- DATASET EXCERPTS -
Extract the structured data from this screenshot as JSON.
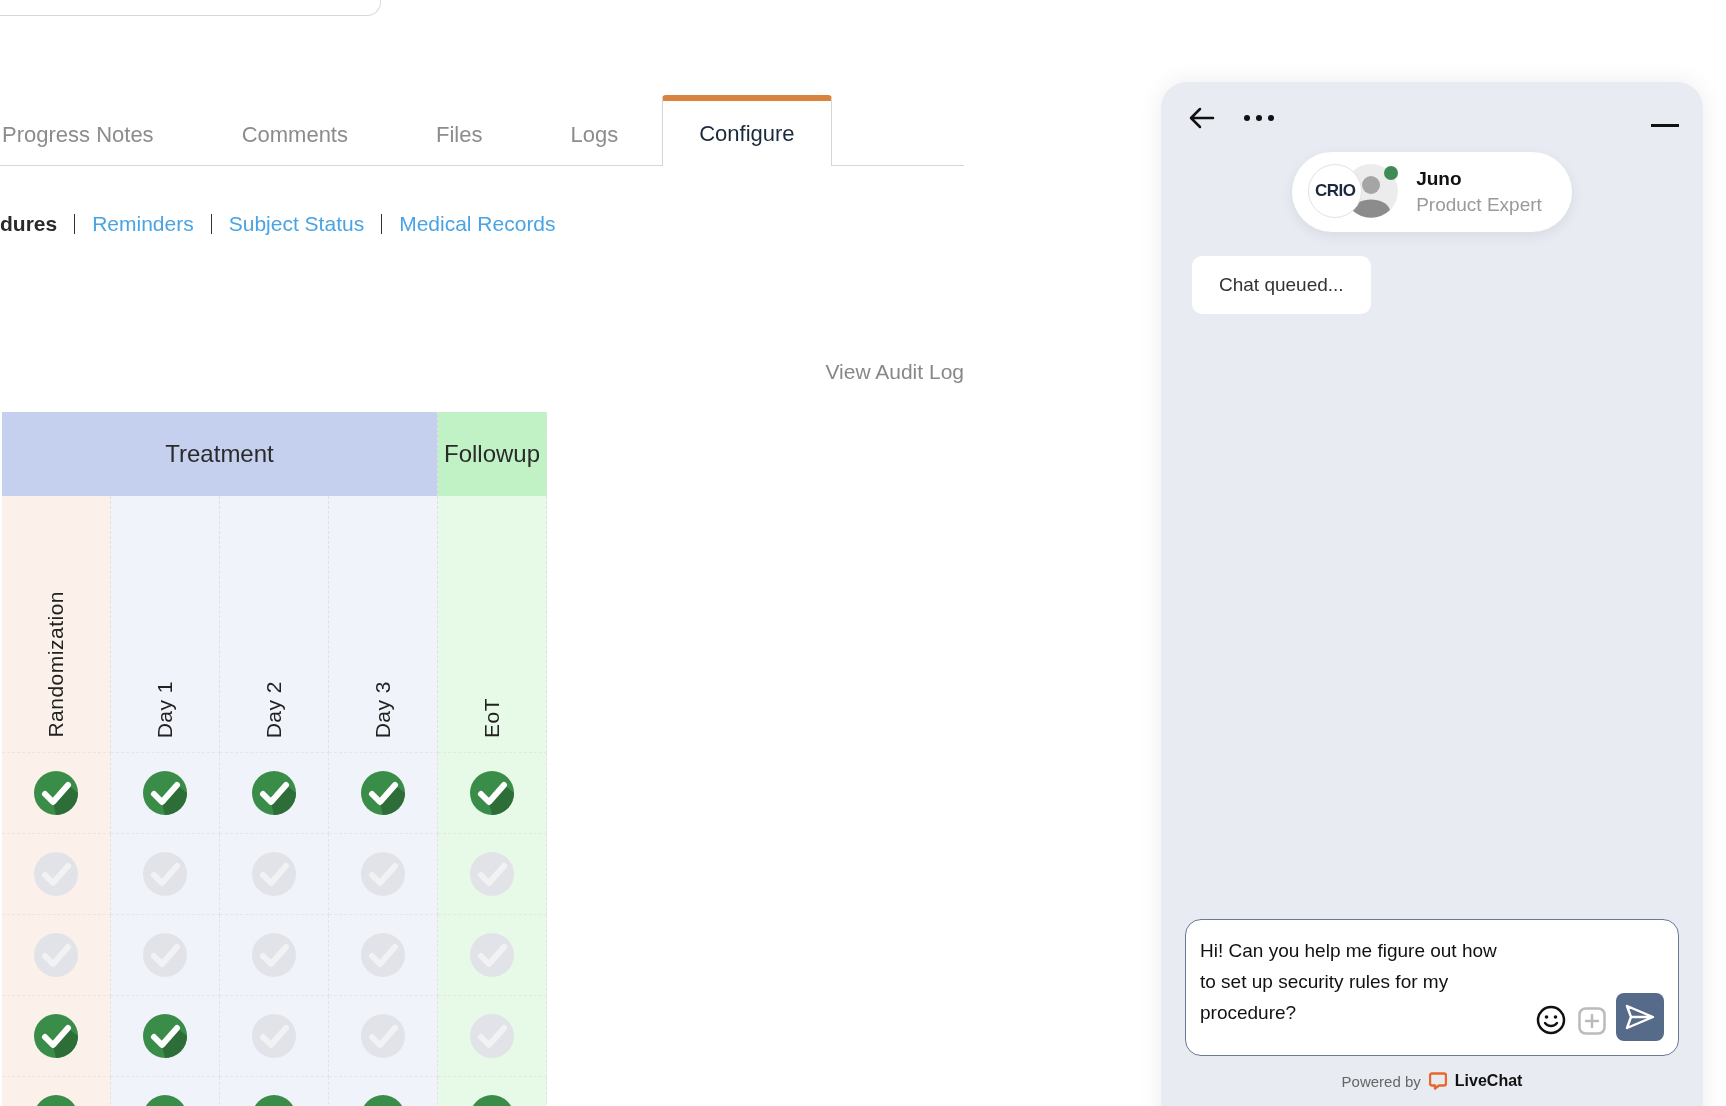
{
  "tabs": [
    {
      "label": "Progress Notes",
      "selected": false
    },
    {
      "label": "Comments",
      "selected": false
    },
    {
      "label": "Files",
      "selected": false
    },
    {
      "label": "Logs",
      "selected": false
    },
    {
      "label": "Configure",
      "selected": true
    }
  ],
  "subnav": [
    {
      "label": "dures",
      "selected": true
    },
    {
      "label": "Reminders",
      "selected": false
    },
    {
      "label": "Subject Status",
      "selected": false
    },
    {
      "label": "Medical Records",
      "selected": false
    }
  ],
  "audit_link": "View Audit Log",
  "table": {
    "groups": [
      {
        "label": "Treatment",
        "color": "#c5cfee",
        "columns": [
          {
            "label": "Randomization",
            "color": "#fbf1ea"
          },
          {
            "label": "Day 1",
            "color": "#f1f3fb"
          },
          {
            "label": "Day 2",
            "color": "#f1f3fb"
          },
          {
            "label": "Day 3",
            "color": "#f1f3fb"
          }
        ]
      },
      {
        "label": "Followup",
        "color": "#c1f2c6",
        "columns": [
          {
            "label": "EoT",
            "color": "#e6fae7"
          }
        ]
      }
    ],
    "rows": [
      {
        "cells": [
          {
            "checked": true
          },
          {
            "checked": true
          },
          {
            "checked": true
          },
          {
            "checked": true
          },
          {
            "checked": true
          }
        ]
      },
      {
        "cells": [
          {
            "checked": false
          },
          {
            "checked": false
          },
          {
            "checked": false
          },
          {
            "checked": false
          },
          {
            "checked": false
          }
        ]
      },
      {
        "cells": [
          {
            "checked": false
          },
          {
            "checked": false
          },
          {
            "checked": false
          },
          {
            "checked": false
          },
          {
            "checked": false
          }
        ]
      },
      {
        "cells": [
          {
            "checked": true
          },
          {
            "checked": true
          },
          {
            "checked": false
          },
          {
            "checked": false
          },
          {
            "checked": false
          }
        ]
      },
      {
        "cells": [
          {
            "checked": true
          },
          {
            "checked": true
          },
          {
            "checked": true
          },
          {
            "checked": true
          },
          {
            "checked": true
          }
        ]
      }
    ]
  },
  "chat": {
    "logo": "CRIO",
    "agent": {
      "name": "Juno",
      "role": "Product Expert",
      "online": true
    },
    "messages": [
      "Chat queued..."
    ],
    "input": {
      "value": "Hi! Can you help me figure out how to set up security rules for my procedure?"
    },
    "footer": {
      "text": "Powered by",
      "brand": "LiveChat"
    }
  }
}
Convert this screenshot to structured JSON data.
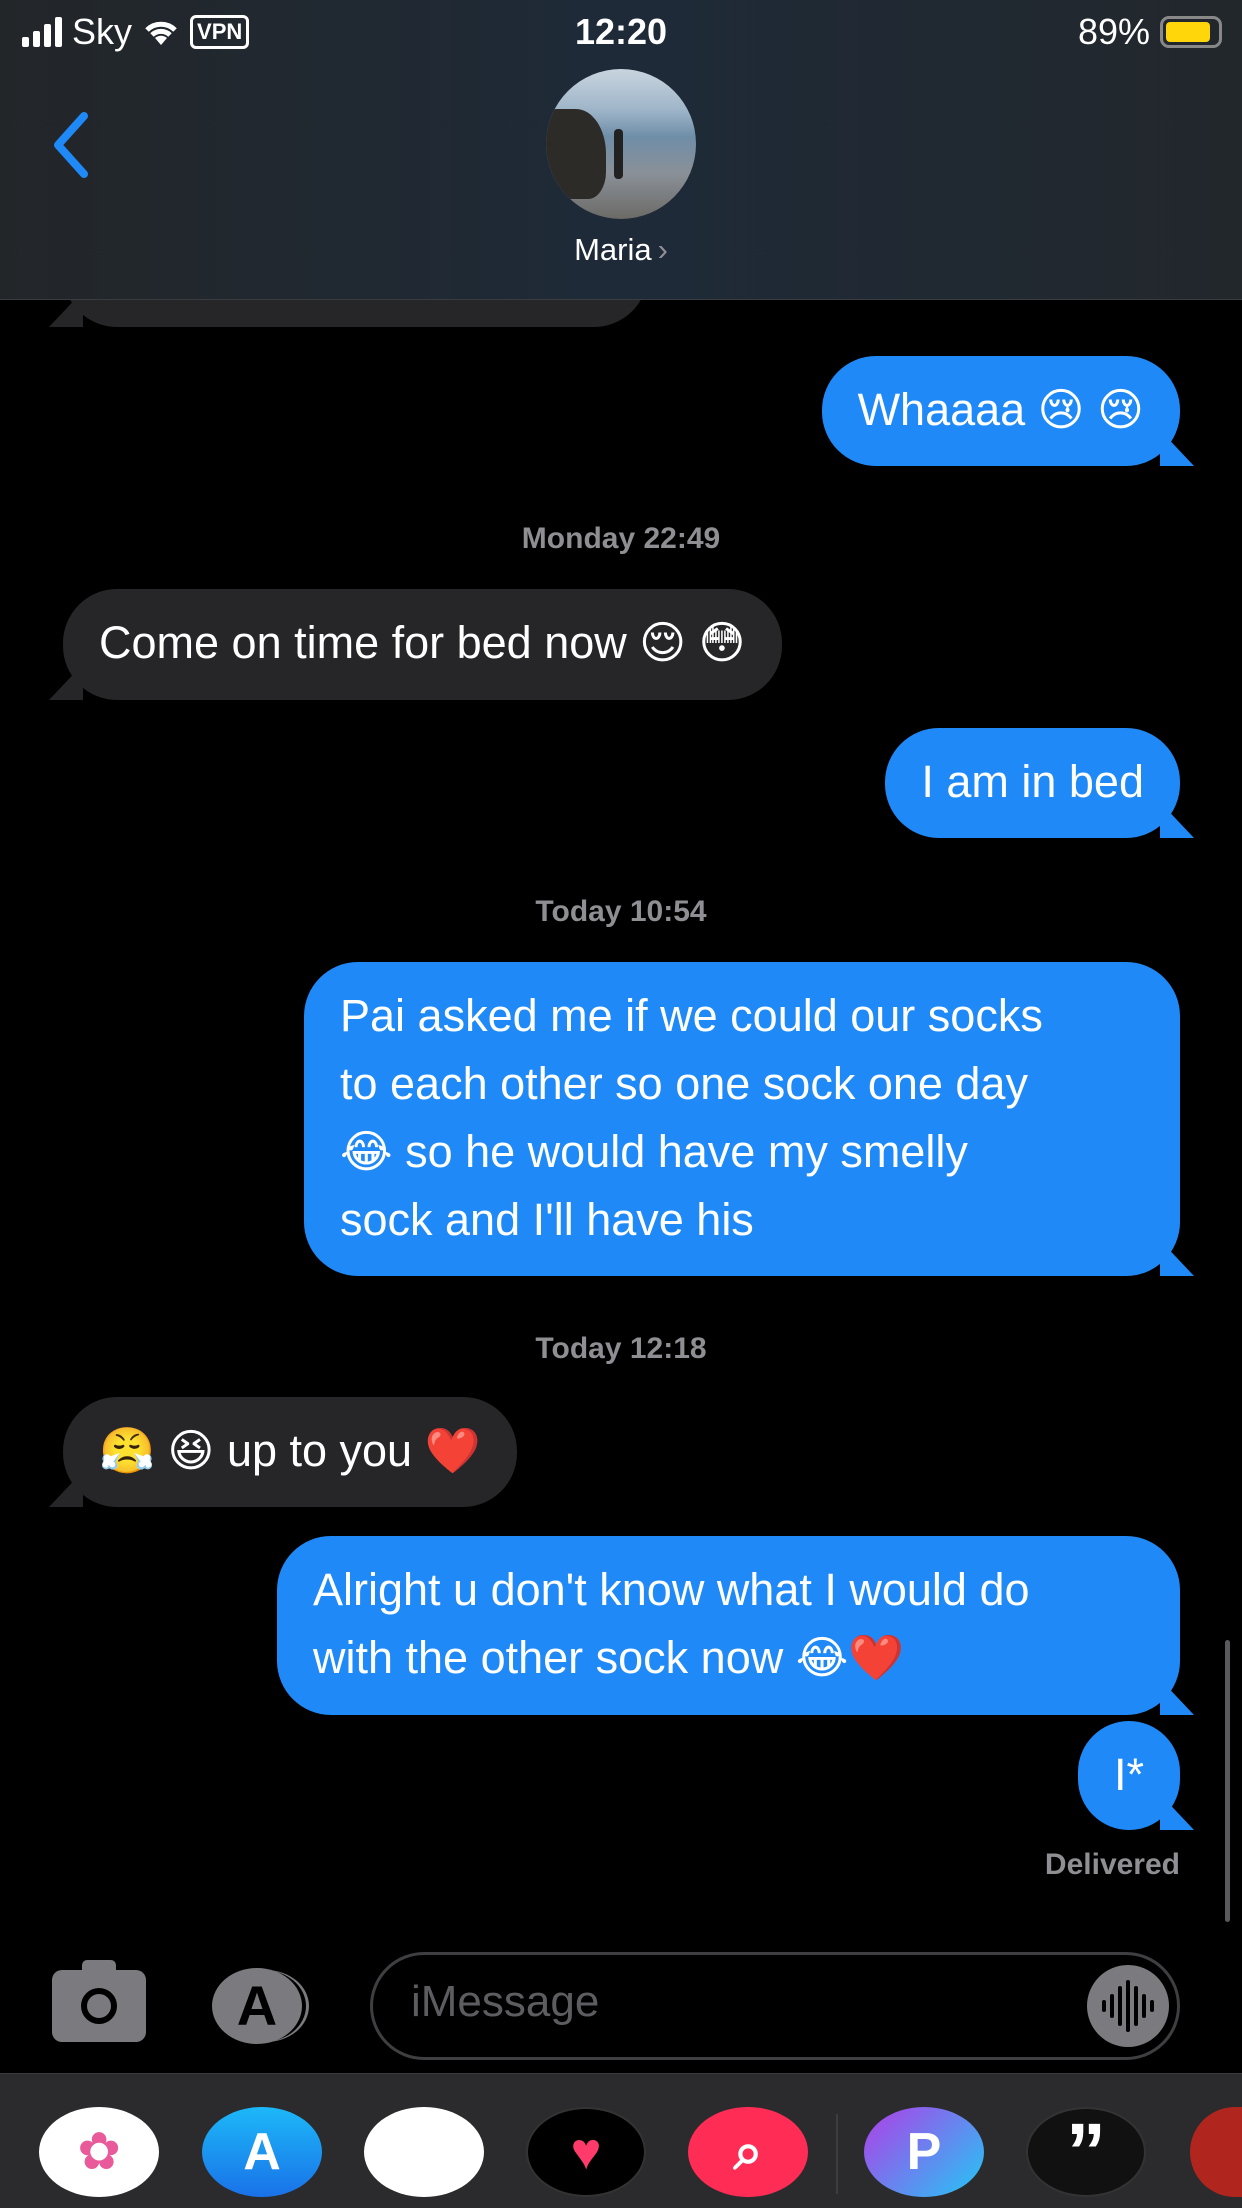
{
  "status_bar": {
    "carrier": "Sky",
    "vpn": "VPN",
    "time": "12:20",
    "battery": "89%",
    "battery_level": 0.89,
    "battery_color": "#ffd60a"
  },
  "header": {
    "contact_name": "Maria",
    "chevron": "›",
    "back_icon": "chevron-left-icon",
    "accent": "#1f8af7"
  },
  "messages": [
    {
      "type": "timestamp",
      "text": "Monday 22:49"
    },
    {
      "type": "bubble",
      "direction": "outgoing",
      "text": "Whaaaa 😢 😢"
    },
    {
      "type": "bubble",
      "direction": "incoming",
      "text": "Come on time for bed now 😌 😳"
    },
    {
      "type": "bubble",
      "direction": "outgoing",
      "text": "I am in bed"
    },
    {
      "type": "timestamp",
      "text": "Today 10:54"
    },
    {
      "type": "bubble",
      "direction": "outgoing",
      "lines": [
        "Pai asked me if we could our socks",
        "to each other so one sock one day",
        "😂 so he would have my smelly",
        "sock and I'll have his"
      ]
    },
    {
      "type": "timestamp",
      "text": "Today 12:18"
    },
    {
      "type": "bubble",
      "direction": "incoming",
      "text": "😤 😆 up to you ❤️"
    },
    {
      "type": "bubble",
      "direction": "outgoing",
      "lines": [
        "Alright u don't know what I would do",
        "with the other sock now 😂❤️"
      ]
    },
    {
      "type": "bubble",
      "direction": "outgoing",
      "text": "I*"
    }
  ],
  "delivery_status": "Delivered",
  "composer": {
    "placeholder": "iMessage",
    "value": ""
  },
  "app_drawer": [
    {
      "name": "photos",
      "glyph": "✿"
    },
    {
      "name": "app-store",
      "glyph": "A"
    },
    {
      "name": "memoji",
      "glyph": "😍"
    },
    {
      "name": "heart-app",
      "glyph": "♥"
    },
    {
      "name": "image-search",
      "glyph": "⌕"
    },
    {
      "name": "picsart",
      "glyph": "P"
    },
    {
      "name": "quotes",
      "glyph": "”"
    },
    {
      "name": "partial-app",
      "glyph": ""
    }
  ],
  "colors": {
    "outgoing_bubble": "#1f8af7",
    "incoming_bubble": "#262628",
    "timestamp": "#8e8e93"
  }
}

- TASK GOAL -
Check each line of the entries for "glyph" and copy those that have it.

- TASK RESPONSE -
      "glyph": "✿"
      "glyph": "A"
      "glyph": "😍"
      "glyph": "♥"
      "glyph": "⌕"
      "glyph": "P"
      "glyph": "”"
      "glyph": ""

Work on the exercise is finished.